A geneticist hired by the family of a 15-year-old girl who disappeared in 1983 said on Saturday that an underground room near a Vatican cemetery contains thousands of "adult and non-adult" bones that seem to be missing Dozens of bones come from individuals.
The bones under the German College were uncovered when Vatican-hired experts began to catalog remains discovered nearby last week. "We did not expect such an enormous number," said the expert Giorgio Portera. "Thousands of bones have been found, that's what we're talking about, thousands of bones, I can not say if it's 1,000 or 2,000, but there are really many, and so we assume [there is] that the remains are there few dozen people. "
Many of the bones have been broken into fragments, said Vatican spokesman Alessandro Gisotti.
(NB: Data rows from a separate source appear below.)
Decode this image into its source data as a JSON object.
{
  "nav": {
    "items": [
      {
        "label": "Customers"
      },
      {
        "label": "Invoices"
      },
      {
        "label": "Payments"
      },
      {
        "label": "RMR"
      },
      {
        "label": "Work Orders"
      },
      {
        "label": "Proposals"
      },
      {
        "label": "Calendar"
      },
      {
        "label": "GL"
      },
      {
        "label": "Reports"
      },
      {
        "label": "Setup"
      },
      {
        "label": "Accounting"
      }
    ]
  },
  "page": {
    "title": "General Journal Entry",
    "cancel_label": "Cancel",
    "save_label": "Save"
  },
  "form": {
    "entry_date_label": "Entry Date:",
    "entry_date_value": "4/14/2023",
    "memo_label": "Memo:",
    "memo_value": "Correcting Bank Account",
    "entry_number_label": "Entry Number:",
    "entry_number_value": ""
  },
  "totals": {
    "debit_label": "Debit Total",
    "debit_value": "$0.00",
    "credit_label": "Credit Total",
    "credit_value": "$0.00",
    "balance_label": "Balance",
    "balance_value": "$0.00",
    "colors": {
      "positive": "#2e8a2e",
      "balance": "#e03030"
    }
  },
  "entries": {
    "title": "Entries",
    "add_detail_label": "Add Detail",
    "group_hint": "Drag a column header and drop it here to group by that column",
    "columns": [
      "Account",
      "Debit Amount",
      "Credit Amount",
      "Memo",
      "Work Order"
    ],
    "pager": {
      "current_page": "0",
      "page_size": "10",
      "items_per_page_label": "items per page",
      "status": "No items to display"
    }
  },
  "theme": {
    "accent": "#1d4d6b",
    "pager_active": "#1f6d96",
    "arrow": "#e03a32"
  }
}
It is unclear when the results of bone analysis would be available.
The authorities are again trying to unravel the mystery of the disappearance of Emanuela Orlandi in 1983, the daughter of a lay Vatican official who disappeared at the age of 15. The home of her family in the Vatican City for a music lesson in Rome. Orlandi's family recently received an indication that the remains of the missing girl could be buried near the tombs of two 19th-century German princesses OF TEEN
However, when the investigators opened both tombs at the request of the family, they were they empty. This led to a new riddle where the dead princesses were.
Gisotti reported last week that the investigators had placed two legsticks – small chambers containing the bones of the dead – under a shaft of stone slabs inside the Germanic College itself. He added that the bones were found specifically in two holes carved out of a large stone covered by an old paving stone a few meters behind the princesses' graves.
The Vatican promised to continue the investigation, saying that all the bones in The Tombs may have been relocated during the 19th century and during the last decades during construction work on the college building and in a cemetery near St. Peter's Basilica.
When Gisotti was asked about Portera's commentary on the large number of bones, he e-mailed The Associated Press saying it was "absolutely normal for an ossuary to have more remains, especially one No surprise. "
Orlandi's case has captured Italy and thrown another cloud of secrets about the already-secret Vatican. Some have suggested that the girl was abducted in an unsuccessful ransom offer to gain the freedom for the Turkish shooter who shot and wounded Pope John Paul II in St. Peter's Square in 1981.
The teenager's family has pressured the Vatican to open its archives looking for possible paper traces related to the case.
There have been no significant developments in this case for years. In 2012, the Italian forensic police exhumed the corpse of a suspected gangster from the crypt of a Roman basilica, hoping to find Orlandi's remains – but the search found no connection] Orlandi's sister Federica Orlandi said that learning the underground remnants cache was "obviously an emotional experience, because I think my sister's bones could be there, but I will not think about it until we get the result."
A The Saturday Vatican statement did not mention the number of remnants in the newly discovered room near the Germanic cemetery, but said the forensics would resume on July 27.
The Associated Press contributed to this report.